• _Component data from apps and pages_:
•••

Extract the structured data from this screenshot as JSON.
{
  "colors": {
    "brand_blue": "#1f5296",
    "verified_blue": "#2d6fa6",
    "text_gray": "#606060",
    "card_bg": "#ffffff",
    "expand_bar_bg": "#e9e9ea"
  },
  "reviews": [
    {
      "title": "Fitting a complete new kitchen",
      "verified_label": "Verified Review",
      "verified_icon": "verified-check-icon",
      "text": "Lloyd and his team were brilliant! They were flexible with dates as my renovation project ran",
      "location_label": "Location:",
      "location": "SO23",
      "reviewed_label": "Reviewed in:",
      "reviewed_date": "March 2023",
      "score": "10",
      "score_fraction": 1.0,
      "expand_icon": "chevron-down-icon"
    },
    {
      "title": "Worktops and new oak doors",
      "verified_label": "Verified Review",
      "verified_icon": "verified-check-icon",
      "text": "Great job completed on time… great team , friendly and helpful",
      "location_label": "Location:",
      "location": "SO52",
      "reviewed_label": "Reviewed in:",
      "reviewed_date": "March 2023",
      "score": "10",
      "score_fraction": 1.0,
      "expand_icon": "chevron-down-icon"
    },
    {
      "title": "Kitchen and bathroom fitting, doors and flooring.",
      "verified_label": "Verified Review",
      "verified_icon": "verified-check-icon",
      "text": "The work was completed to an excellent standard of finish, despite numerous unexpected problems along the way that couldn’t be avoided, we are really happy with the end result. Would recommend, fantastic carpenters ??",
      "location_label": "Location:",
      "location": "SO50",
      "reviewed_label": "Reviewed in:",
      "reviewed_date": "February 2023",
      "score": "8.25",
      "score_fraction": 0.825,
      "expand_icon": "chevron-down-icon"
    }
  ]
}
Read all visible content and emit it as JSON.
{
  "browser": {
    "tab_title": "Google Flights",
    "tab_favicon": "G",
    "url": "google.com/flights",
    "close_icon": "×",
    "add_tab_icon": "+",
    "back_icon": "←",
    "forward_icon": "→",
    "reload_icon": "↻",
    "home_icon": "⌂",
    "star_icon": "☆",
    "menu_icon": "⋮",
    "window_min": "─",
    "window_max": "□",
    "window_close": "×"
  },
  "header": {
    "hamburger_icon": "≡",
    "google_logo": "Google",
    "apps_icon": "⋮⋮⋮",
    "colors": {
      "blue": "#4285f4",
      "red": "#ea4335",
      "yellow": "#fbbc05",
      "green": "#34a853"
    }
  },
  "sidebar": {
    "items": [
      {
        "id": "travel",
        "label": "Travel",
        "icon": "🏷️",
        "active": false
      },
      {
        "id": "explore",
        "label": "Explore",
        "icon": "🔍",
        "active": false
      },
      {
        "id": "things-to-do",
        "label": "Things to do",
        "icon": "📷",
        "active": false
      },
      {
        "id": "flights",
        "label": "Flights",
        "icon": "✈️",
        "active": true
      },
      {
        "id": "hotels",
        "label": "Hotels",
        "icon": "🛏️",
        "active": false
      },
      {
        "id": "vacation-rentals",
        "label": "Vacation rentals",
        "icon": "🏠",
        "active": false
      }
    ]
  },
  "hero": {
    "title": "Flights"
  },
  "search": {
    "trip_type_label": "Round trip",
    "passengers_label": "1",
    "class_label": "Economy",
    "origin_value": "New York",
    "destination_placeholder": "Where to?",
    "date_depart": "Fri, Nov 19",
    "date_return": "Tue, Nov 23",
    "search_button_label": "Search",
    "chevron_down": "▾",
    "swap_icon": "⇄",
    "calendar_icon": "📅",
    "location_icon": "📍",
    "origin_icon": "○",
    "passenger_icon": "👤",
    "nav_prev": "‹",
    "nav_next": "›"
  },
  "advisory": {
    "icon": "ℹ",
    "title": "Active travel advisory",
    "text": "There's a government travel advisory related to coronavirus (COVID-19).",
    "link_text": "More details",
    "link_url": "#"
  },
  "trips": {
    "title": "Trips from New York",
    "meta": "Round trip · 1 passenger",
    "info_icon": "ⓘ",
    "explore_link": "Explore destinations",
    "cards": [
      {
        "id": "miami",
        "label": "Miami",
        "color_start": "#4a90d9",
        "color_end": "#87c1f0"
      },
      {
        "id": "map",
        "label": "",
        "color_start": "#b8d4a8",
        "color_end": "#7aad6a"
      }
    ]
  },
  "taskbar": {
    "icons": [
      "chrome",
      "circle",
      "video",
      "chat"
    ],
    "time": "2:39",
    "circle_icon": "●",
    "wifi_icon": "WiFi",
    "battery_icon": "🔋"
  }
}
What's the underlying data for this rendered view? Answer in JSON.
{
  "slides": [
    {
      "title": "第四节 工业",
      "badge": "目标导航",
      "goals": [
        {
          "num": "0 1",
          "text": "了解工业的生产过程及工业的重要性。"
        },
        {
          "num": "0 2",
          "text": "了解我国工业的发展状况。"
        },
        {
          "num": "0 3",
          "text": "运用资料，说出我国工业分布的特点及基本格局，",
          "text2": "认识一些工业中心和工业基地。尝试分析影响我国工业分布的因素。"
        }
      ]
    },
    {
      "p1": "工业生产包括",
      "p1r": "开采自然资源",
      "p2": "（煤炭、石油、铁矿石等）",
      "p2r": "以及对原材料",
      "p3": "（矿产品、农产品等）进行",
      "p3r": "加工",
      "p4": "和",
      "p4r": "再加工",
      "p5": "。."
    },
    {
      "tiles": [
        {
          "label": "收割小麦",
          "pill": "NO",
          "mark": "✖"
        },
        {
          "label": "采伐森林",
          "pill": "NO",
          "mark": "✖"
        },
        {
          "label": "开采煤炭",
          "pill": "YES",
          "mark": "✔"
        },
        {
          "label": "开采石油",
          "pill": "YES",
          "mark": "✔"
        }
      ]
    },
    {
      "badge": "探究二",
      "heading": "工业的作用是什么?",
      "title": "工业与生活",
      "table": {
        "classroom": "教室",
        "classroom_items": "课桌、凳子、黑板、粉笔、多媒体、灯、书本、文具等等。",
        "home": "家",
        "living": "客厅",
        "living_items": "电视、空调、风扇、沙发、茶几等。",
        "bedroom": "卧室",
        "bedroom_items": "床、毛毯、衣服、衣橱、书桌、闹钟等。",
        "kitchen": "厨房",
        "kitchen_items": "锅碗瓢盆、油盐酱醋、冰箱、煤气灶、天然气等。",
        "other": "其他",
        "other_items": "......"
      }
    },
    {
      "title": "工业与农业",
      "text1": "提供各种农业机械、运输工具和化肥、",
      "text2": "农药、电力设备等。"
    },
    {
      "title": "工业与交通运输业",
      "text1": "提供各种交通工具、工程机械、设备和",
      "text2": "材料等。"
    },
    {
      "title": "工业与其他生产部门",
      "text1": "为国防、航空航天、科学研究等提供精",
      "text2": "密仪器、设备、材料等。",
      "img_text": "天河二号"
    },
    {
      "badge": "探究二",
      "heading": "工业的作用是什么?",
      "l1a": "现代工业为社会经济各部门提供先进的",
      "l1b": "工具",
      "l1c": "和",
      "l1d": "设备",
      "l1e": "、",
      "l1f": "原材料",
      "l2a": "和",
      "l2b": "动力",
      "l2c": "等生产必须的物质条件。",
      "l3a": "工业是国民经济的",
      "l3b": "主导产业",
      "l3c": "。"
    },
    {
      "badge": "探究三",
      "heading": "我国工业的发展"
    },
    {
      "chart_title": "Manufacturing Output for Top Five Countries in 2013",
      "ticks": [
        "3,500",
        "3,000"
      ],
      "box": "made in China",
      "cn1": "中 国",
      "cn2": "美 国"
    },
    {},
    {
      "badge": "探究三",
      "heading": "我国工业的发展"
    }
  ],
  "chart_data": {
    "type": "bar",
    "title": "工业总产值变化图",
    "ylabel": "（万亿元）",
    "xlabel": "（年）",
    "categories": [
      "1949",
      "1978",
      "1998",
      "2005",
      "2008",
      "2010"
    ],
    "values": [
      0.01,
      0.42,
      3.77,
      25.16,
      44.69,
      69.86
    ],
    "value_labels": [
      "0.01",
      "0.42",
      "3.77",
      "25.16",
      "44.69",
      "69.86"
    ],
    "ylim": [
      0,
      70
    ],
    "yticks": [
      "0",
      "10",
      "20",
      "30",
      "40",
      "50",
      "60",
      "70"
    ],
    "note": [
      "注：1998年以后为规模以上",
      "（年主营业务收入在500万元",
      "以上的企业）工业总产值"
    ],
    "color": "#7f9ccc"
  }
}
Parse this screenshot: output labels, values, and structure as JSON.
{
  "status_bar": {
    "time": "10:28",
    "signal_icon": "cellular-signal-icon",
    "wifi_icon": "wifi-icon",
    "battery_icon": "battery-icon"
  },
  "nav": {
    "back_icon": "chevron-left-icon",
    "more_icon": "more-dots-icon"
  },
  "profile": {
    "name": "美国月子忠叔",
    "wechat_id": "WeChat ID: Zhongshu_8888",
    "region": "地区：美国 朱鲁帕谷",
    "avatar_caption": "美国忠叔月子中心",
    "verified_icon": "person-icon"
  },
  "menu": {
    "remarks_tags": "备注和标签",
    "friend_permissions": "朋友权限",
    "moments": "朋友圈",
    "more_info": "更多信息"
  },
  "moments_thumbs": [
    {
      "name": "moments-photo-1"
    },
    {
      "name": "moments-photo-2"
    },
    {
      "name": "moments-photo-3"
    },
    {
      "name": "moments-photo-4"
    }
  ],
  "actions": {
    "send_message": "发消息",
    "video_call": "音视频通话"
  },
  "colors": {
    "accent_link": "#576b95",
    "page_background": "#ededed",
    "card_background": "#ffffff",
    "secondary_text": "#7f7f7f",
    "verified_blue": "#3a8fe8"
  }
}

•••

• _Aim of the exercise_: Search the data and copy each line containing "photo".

• _Your solution_:
      "name": "moments-photo-1"
      "name": "moments-photo-2"
      "name": "moments-photo-3"
      "name": "moments-photo-4"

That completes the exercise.